MS-DOS is a trademark of Microsoft Crop. Unix is a trademark of AT&T; Bell Laboratories. VAX is a trademark of Digital Equipment Corp. IBM PC is a trademark of International Business Machines Corp.To use SST on an IBM Personal Computer (or compatible), it helps to know a little about the disk operating system (DOS) used on the IBM PC. The best reference is your DOS manual (supplied with your computer), but we will review a few simple commands here. SST requires version 2.0 or higher of PC-DOS or MS-DOS.
DOS (Disk Operating System) was the first widely-installed operating system for IBM-compatible personal computers. DOS is a non-graphical line-oriented command-driven computer operating system. It has a relatively simple–but not overly “friendly”–user interface.
The earliest versions of the Microsoft Windows operating system were really just applications that ran on top of the MS-DOS operating system. Modern versions of Windows (Windows 95 and greater) no longer run on top of DOS, but do retain a DOS-like user interface called the “MS-DOS Prompt” or “Command Prompt”. The command prompt allows Windows users to issue DOS commands to the system.
DOS commands are useful to Windows users for a variety of reasons. Many tasks that can be performed in the Windows graphical environment can be performed much more quickly and efficiently by utilizing DOS commands. Also, most bootable floppy disks will boot the system directly to a DOS environment.
Users of any Windows system can invoke a command prompt by performing the following steps:
- Click Start.
- Select Run.
- In the “Open:” field, typecommand.
- Click OK.
A command prompt window is generally white or gray text on a black background. The prompt itself usually takes the following form:
where “X” represents the letter of the active drive, and “PATH” refers to the present working directory. Here’s an example of how a DOS command prompt commonly looks:
Commands are typed and echoed to the screen at the cursor’s location.

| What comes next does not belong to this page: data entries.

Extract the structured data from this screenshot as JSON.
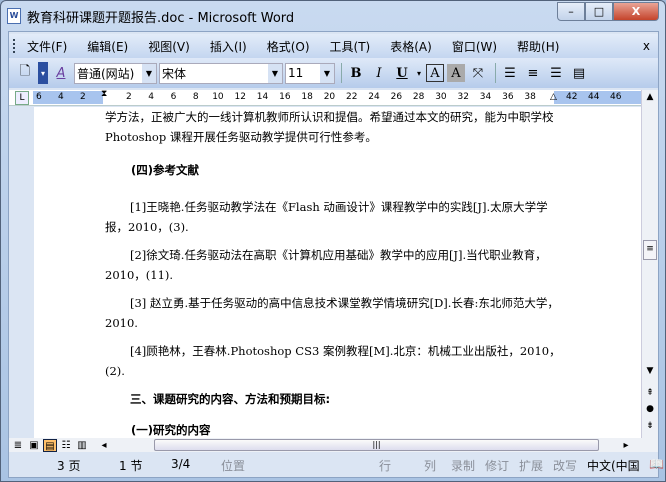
{
  "window": {
    "title": "教育科研课题开题报告.doc - Microsoft Word",
    "min": "–",
    "max": "□",
    "close": "X"
  },
  "menu": [
    "文件(F)",
    "编辑(E)",
    "视图(V)",
    "插入(I)",
    "格式(O)",
    "工具(T)",
    "表格(A)",
    "窗口(W)",
    "帮助(H)"
  ],
  "menu_close": "x",
  "toolbar": {
    "style": "普通(网站)",
    "font": "宋体",
    "size": "11",
    "bold": "B",
    "italic": "I",
    "underline": "U",
    "border_a": "A",
    "shade_a": "A",
    "style_icon": "A"
  },
  "ruler": {
    "left": [
      "6",
      "4",
      "2"
    ],
    "main": [
      "2",
      "4",
      "6",
      "8",
      "10",
      "12",
      "14",
      "16",
      "18",
      "20",
      "22",
      "24",
      "26",
      "28",
      "30",
      "32",
      "34",
      "36",
      "38"
    ],
    "right": [
      "42",
      "44",
      "46"
    ]
  },
  "document": {
    "p0": "学方法，正被广大的一线计算机教师所认识和提倡。希望通过本文的研究，能为中职学校 Photoshop 课程开展任务驱动教学提供可行性参考。",
    "h1": "(四)参考文献",
    "r1": "[1]王晓艳.任务驱动教学法在《Flash 动画设计》课程教学中的实践[J].太原大学学报，2010，(3).",
    "r2": "[2]徐文琦.任务驱动法在高职《计算机应用基础》教学中的应用[J].当代职业教育，2010，(11).",
    "r3": "[3] 赵立勇.基于任务驱动的高中信息技术课堂教学情境研究[D].长春:东北师范大学，2010.",
    "r4": "[4]顾艳林，王春林.Photoshop CS3 案例教程[M].北京：机械工业出版社，2010，(2).",
    "h2": "三、课题研究的内容、方法和预期目标:",
    "h3": "(一)研究的内容"
  },
  "status": {
    "page": "3 页",
    "section": "1 节",
    "pages": "3/4",
    "position": "位置",
    "line": "行",
    "col": "列",
    "rec": "录制",
    "trk": "修订",
    "ext": "扩展",
    "ovr": "改写",
    "lang": "中文(中国"
  }
}
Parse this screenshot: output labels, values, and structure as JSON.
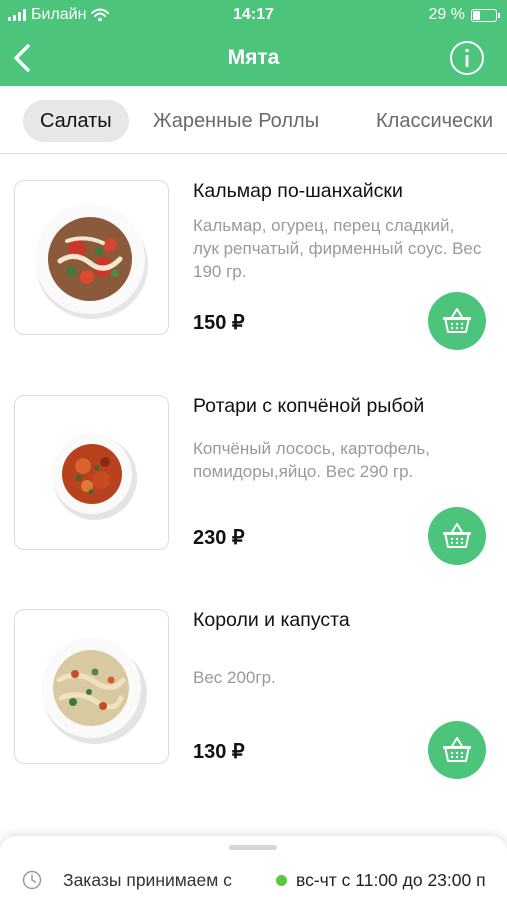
{
  "status_bar": {
    "carrier": "Билайн",
    "time": "14:17",
    "battery": "29 %",
    "battery_level": 0.29
  },
  "nav": {
    "title": "Мята",
    "back_icon": "chevron-left-icon",
    "info_icon": "info-icon"
  },
  "tabs": [
    {
      "label": "Салаты",
      "active": true
    },
    {
      "label": "Жаренные Роллы",
      "active": false
    },
    {
      "label": "Классически",
      "active": false
    }
  ],
  "items": [
    {
      "title": "Кальмар по-шанхайски",
      "description": "Кальмар, огурец, перец сладкий, лук репчатый, фирменный соус. Вес 190 гр.",
      "price": "150 ₽"
    },
    {
      "title": "Ротари с копчёной рыбой",
      "description": "Копчёный лосось, картофель, помидоры,яйцо. Вес 290 гр.",
      "price": "230 ₽"
    },
    {
      "title": "Короли и капуста",
      "description": "Вес 200гр.",
      "price": "130 ₽"
    }
  ],
  "footer": {
    "orders_label": "Заказы принимаем с",
    "hours": "вс-чт с 11:00 до 23:00 п",
    "status_color": "#5cc63c"
  },
  "colors": {
    "brand_green": "#4cc47c",
    "active_tab_bg": "#e7e7e7",
    "muted_text": "#9a9a9a"
  }
}
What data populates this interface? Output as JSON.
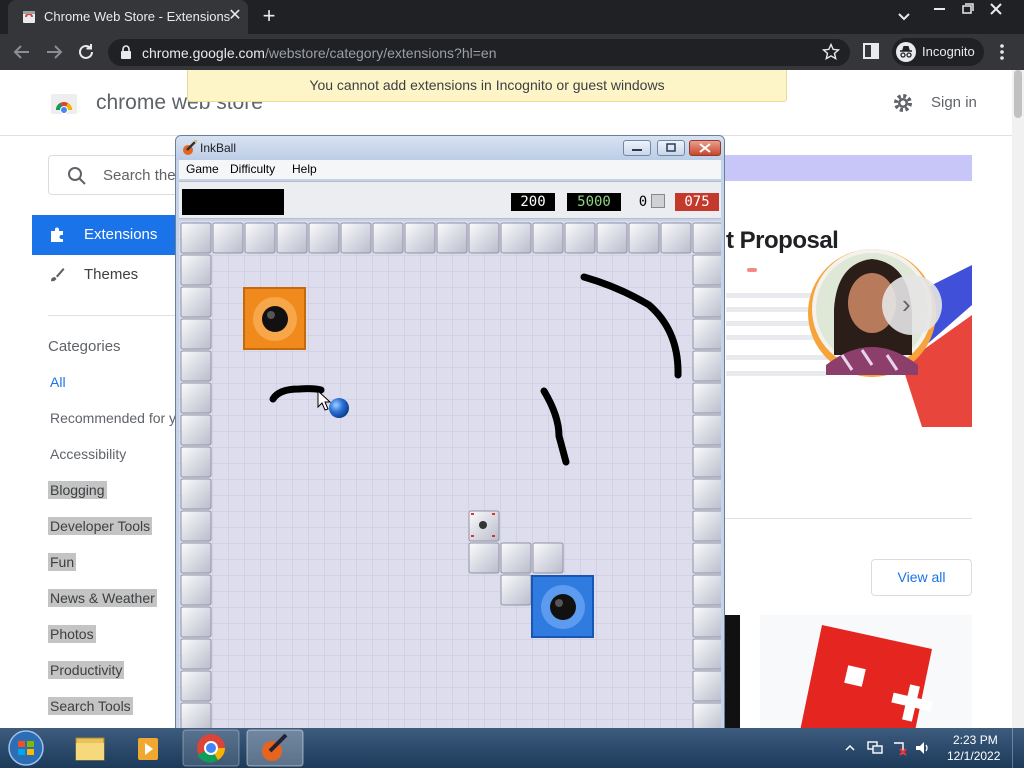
{
  "browser": {
    "tab_title": "Chrome Web Store - Extensions",
    "url_host": "chrome.google.com",
    "url_path": "/webstore/category/extensions?hl=en",
    "profile_label": "Incognito"
  },
  "page": {
    "store_title": "chrome web store",
    "sign_in": "Sign in",
    "toast": "You cannot add extensions in Incognito or guest windows",
    "search_placeholder": "Search the",
    "nav": {
      "extensions": "Extensions",
      "themes": "Themes"
    },
    "categories_title": "Categories",
    "categories": [
      {
        "label": "All",
        "state": "selected"
      },
      {
        "label": "Recommended for y",
        "state": "normal"
      },
      {
        "label": "Accessibility",
        "state": "normal"
      },
      {
        "label": "Blogging",
        "state": "highlighted"
      },
      {
        "label": "Developer Tools",
        "state": "highlighted"
      },
      {
        "label": "Fun",
        "state": "highlighted"
      },
      {
        "label": "News & Weather",
        "state": "highlighted"
      },
      {
        "label": "Photos",
        "state": "highlighted"
      },
      {
        "label": "Productivity",
        "state": "highlighted"
      },
      {
        "label": "Search Tools",
        "state": "highlighted"
      }
    ],
    "promo_title": "t Proposal",
    "view_all": "View all"
  },
  "inkball": {
    "title": "InkBall",
    "menu": [
      "Game",
      "Difficulty",
      "Help"
    ],
    "score": "200",
    "target_score": "5000",
    "balls_remaining": "0",
    "time": "075",
    "colors": {
      "orange_hole": "#f08a1c",
      "blue_hole": "#2f7be0",
      "ball": "#2a6fd6",
      "ink": "#000000"
    }
  },
  "taskbar": {
    "time": "2:23 PM",
    "date": "12/1/2022"
  },
  "colors": {
    "accent": "#1a73e8",
    "toast_bg": "#fdf5c8",
    "taskbar": "#1c3a5a"
  }
}
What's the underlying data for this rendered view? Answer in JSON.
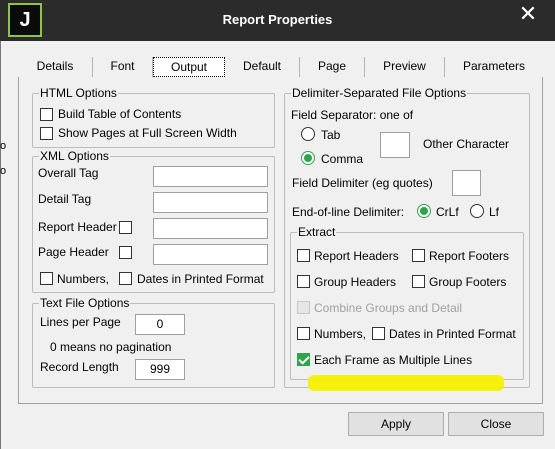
{
  "window": {
    "title": "Report Properties",
    "app_icon": "J",
    "close_glyph": "✕"
  },
  "edge_text": [
    "o",
    "o"
  ],
  "tabs": [
    "Details",
    "Font",
    "Output",
    "Default",
    "Page",
    "Preview",
    "Parameters"
  ],
  "html_options": {
    "legend": "HTML Options",
    "build_toc": "Build Table of Contents",
    "show_pages": "Show Pages at Full Screen Width"
  },
  "xml_options": {
    "legend": "XML Options",
    "overall_tag": "Overall Tag",
    "detail_tag": "Detail Tag",
    "report_header": "Report Header",
    "page_header": "Page Header",
    "numbers": "Numbers,",
    "dates": "Dates in Printed Format"
  },
  "text_file": {
    "legend": "Text File Options",
    "lines_per_page": "Lines per Page",
    "lines_value": "0",
    "no_pagination": "0 means no pagination",
    "record_length": "Record Length",
    "record_value": "999"
  },
  "delimited": {
    "legend": "Delimiter-Separated File Options",
    "field_sep": "Field Separator: one of",
    "tab": "Tab",
    "comma": "Comma",
    "other_char": "Other Character",
    "field_delim": "Field Delimiter (eg quotes)",
    "eol": "End-of-line Delimiter:",
    "crlf": "CrLf",
    "lf": "Lf"
  },
  "extract": {
    "legend": "Extract",
    "report_headers": "Report Headers",
    "report_footers": "Report Footers",
    "group_headers": "Group Headers",
    "group_footers": "Group Footers",
    "combine": "Combine Groups and Detail",
    "numbers": "Numbers,",
    "dates": "Dates in Printed Format",
    "each_frame": "Each Frame as Multiple Lines"
  },
  "buttons": {
    "apply": "Apply",
    "close": "Close"
  }
}
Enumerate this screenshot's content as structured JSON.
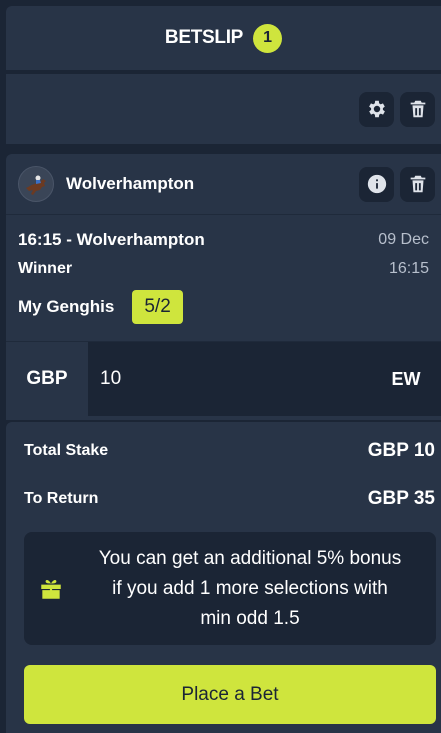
{
  "header": {
    "title": "BETSLIP",
    "count": "1"
  },
  "toolbar": {
    "settings_icon": "gear-icon",
    "delete_icon": "trash-icon"
  },
  "selection": {
    "event": "Wolverhampton",
    "race": "16:15 - Wolverhampton",
    "date": "09 Dec",
    "market": "Winner",
    "time": "16:15",
    "runner": "My Genghis",
    "odds": "5/2",
    "currency": "GBP",
    "stake": "10",
    "each_way": "EW"
  },
  "summary": {
    "total_stake_label": "Total Stake",
    "total_stake_value": "GBP 10",
    "to_return_label": "To Return",
    "to_return_value": "GBP 35"
  },
  "bonus": {
    "line1": "You can get an additional 5% bonus",
    "line2": "if you add 1 more selections with",
    "line3": "min odd 1.5"
  },
  "place_bet_label": "Place a Bet",
  "colors": {
    "accent": "#cfe53d",
    "background": "#1b2535",
    "panel": "#283447"
  }
}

Usually commands consist of a keyword, followed by optional flags, followed by a path. More will be explained about syntax and additional flags under each specific command.